▸ **WORK REQUIRED**
Among the entries that follow, find every line with the word "Elvin" and copy it.

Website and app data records
+++

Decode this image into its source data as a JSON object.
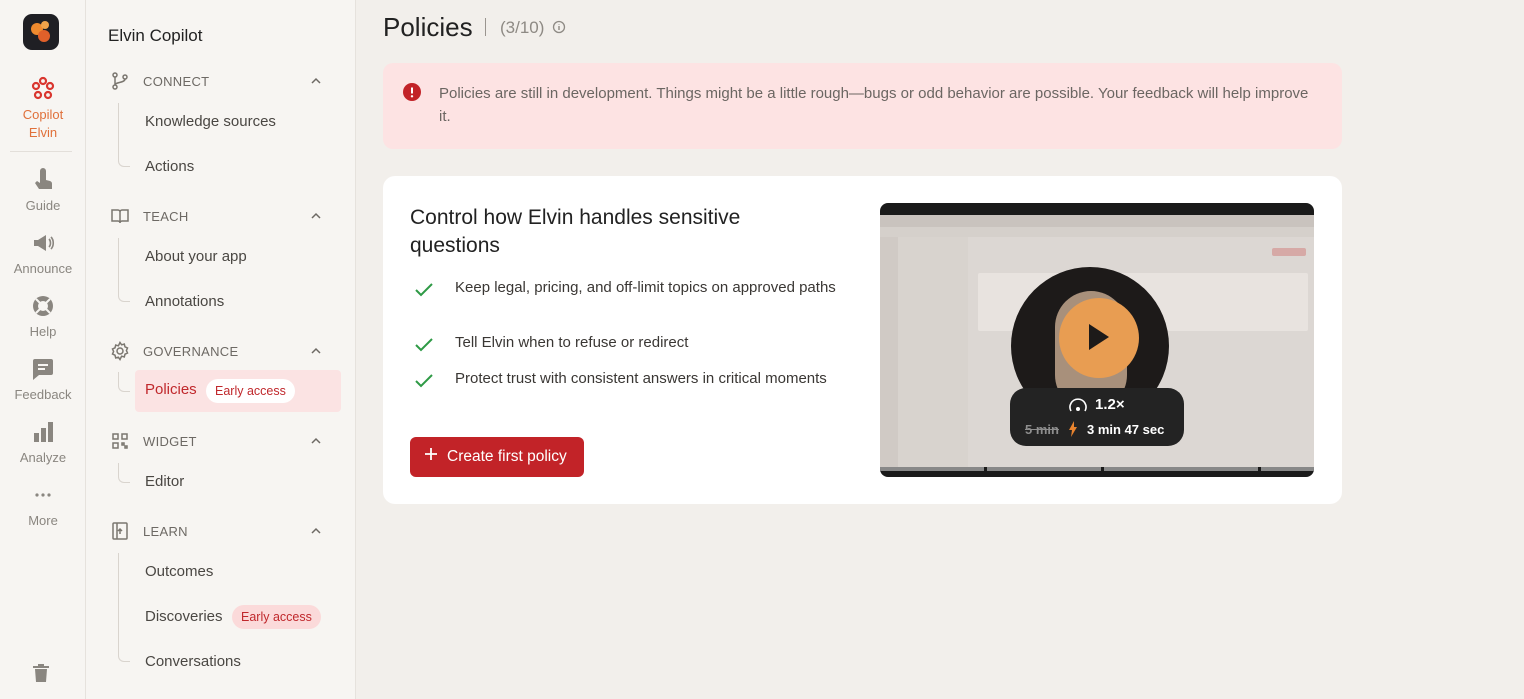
{
  "rail": {
    "items": [
      {
        "label": "Copilot Elvin",
        "icon": "copilot-icon",
        "active": true
      },
      {
        "label": "Guide",
        "icon": "guide-icon"
      },
      {
        "label": "Announce",
        "icon": "megaphone-icon"
      },
      {
        "label": "Help",
        "icon": "lifebuoy-icon"
      },
      {
        "label": "Feedback",
        "icon": "feedback-icon"
      },
      {
        "label": "Analyze",
        "icon": "bar-chart-icon"
      },
      {
        "label": "More",
        "icon": "more-icon"
      }
    ],
    "active_color": "#e0703a"
  },
  "sidebar": {
    "title": "Elvin Copilot",
    "sections": [
      {
        "label": "CONNECT",
        "icon": "branch-icon",
        "items": [
          "Knowledge sources",
          "Actions"
        ]
      },
      {
        "label": "TEACH",
        "icon": "book-icon",
        "items": [
          "About your app",
          "Annotations"
        ]
      },
      {
        "label": "GOVERNANCE",
        "icon": "gear-icon",
        "items": [
          "Policies"
        ]
      },
      {
        "label": "WIDGET",
        "icon": "grid-icon",
        "items": [
          "Editor"
        ]
      },
      {
        "label": "LEARN",
        "icon": "learn-icon",
        "items": [
          "Outcomes",
          "Discoveries",
          "Conversations"
        ]
      }
    ],
    "badges": {
      "policies": "Early access",
      "discoveries": "Early access"
    }
  },
  "main": {
    "title": "Policies",
    "count": "(3/10)",
    "alert": "Policies are still in development. Things might be a little rough—bugs or odd behavior are possible. Your feedback will help improve it.",
    "card": {
      "title": "Control how Elvin handles sensitive questions",
      "features": [
        "Keep legal, pricing, and off-limit topics on approved paths",
        "Tell Elvin when to refuse or redirect",
        "Protect trust with consistent answers in critical moments"
      ],
      "cta": "Create first policy"
    },
    "video": {
      "speed": "1.2×",
      "old_duration": "5 min",
      "new_duration": "3 min 47 sec"
    }
  },
  "colors": {
    "accent": "#c22328",
    "alert_bg": "#fde3e3",
    "check": "#2e9a46",
    "play": "#e89d52"
  }
}
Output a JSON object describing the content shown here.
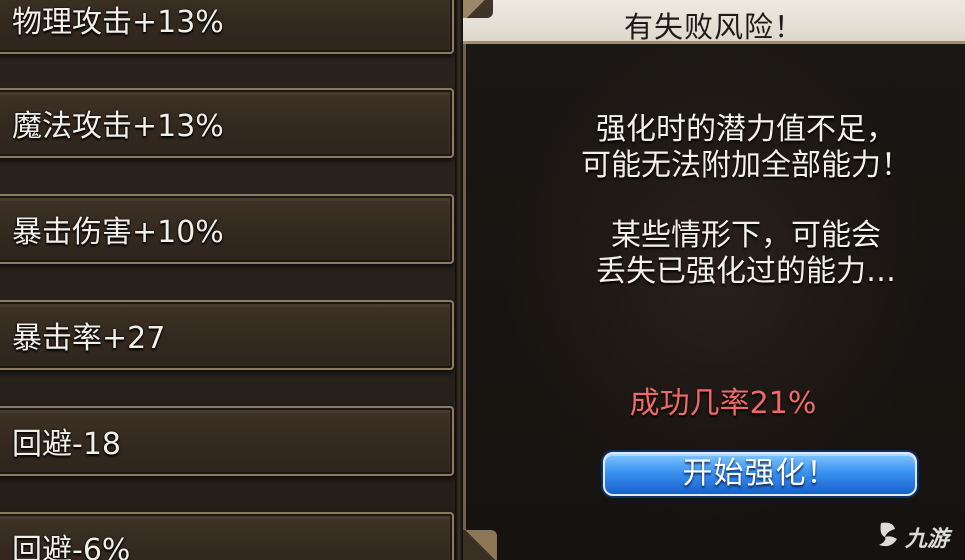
{
  "stats": [
    {
      "label": "物理攻击+13%"
    },
    {
      "label": "魔法攻击+13%"
    },
    {
      "label": "暴击伤害+10%"
    },
    {
      "label": "暴击率+27"
    },
    {
      "label": "回避-18"
    },
    {
      "label": "回避-6%"
    }
  ],
  "dialog": {
    "title": "有失败风险！",
    "message_lines": [
      "强化时的潜力值不足，",
      "可能无法附加全部能力！",
      "某些情形下，可能会",
      "丢失已强化过的能力…"
    ],
    "success_rate": "成功几率21%",
    "start_button": "开始强化！"
  },
  "watermark": {
    "logo_icon": "jiuyou-logo-icon",
    "text": "九游"
  },
  "colors": {
    "success_rate": "#ee6a6a",
    "button_blue": "#3a93f0",
    "header_bg": "#eeeae2"
  }
}
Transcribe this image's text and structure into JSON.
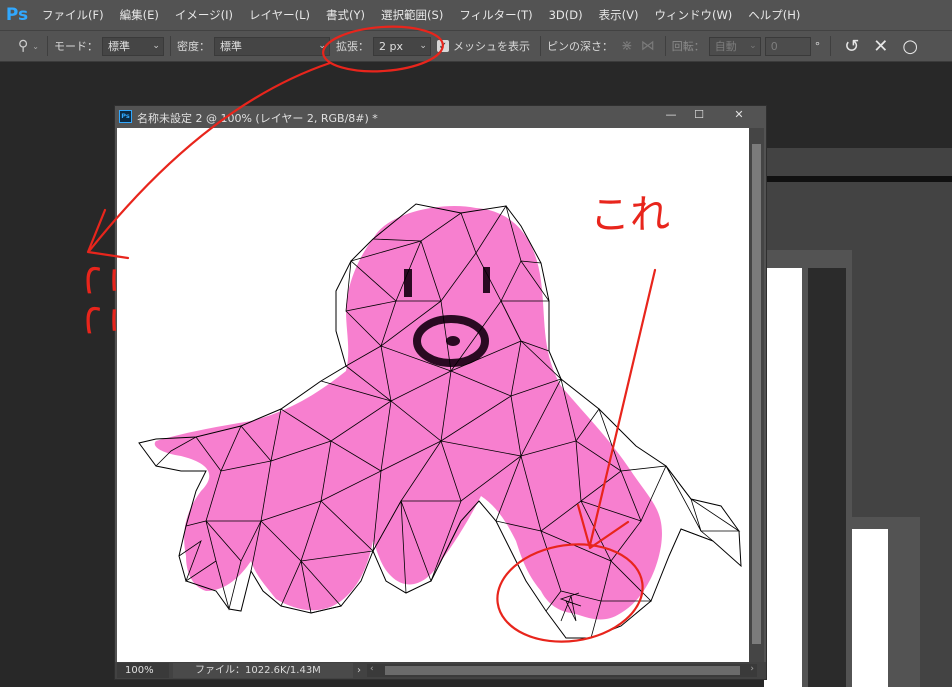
{
  "app": {
    "logo": "Ps"
  },
  "menu": [
    "ファイル(F)",
    "編集(E)",
    "イメージ(I)",
    "レイヤー(L)",
    "書式(Y)",
    "選択範囲(S)",
    "フィルター(T)",
    "3D(D)",
    "表示(V)",
    "ウィンドウ(W)",
    "ヘルプ(H)"
  ],
  "options": {
    "mode_label": "モード：",
    "mode_value": "標準",
    "density_label": "密度：",
    "density_value": "標準",
    "expand_label": "拡張：",
    "expand_value": "2 px",
    "show_mesh_label": "メッシュを表示",
    "show_mesh_checked": true,
    "pin_depth_label": "ピンの深さ：",
    "rotate_label": "回転：",
    "rotate_value": "自動",
    "angle_value": "0",
    "degree_symbol": "°"
  },
  "document": {
    "title": "名称未設定 2 @ 100% (レイヤー 2, RGB/8#) *",
    "zoom": "100%",
    "file_info": "ファイル：1022.6K/1.43M",
    "minimize": "—",
    "maximize": "☐",
    "close": "✕"
  },
  "annotations": {
    "handwritten_left": "ここ",
    "handwritten_right": "これ",
    "colors": {
      "ink": "#e8251c",
      "octopus": "#f77fcf"
    }
  }
}
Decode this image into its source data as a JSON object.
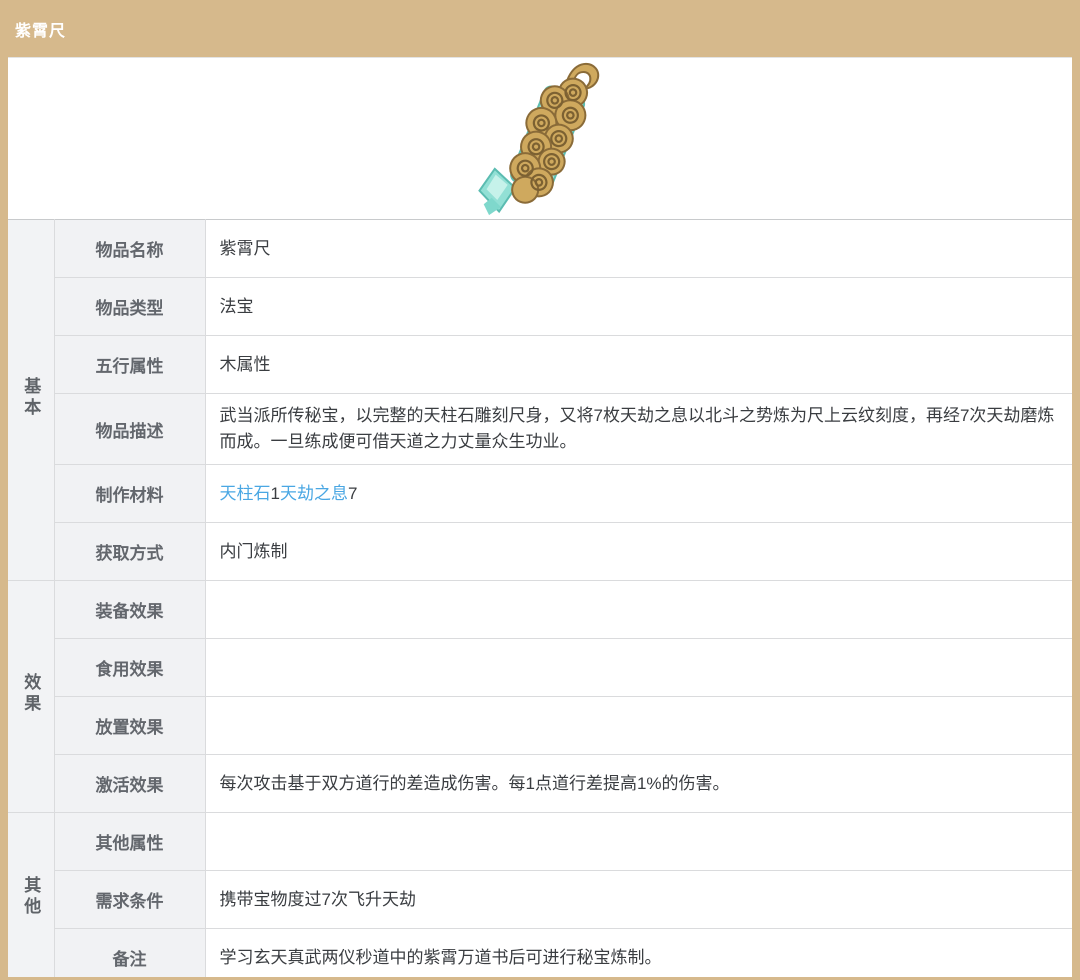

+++

▸ **ANSWER SECTION**
        "label": "Copilot Elvin",
    "title": "Elvin Copilot",
      "title": "Control how Elvin handles sensitive questions",
        "Tell Elvin when to refuse or redirect",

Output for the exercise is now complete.